Path to the file containing the SSL certificate.

ssl_ca_certfile

The path to the file with trusted certificates.

ssl_cert_reqs

  • ssl.CERT_NONE − remote certificate is ignored (default),

  • ssl.CERT_OPTIONAL − remote certificate will be validated, if provided,

  • ssl.CERT_REQUIRED − valid remote certificate is required,

ssl_version

ssl_ciphers

Authentication

Configure authentication on the cluster side and provide a valid user name and password in the client configuration.

from pygridgain import Client
import ssl


client = Client(
                ssl_cert_reqs=ssl.CERT_REQUIRED,
                ssl_keyfile='/path/to/key/file',
                ssl_certfile='/path/to/client/cert',
                ssl_ca_certfile='/path/to/trusted/cert/or/chain',
                username='ignite',
                password='ignite',)

client.connect('localhost', 10800)

Note that supplying credentials automatically turns SSL on. This is because sending credentials over an insecure channel is not a best practice and is strongly discouraged. If you still want to use authentication without securing the connection, simply disable SSL when creating the client object:

client = Client(username='ignite', password='ignite', use_ssl=False)

Authorization

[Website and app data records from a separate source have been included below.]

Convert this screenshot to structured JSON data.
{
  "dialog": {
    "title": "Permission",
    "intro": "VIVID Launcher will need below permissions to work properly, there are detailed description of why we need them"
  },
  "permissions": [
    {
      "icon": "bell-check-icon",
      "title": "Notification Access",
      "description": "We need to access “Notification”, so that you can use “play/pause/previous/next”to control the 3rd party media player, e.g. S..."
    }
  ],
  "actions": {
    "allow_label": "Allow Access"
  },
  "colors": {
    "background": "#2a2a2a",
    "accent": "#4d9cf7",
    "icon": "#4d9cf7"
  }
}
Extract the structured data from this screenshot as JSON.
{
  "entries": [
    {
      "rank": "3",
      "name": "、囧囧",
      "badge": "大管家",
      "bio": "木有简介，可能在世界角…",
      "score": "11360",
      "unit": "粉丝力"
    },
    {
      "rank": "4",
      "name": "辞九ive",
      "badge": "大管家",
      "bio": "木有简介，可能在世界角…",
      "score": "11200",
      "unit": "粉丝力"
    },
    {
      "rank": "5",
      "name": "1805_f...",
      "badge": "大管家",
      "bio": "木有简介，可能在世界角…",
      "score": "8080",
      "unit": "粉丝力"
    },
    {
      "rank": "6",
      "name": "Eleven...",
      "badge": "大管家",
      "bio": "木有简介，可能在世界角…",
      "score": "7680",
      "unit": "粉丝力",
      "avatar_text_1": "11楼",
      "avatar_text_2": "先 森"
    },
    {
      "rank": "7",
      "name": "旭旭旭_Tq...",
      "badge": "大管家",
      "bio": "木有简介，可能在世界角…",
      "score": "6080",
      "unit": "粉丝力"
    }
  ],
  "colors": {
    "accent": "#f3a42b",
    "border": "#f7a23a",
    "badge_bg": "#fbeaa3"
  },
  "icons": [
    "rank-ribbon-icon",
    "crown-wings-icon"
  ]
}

Thin client authorization can be configured in the cluster. Refer to the Authorization page for details.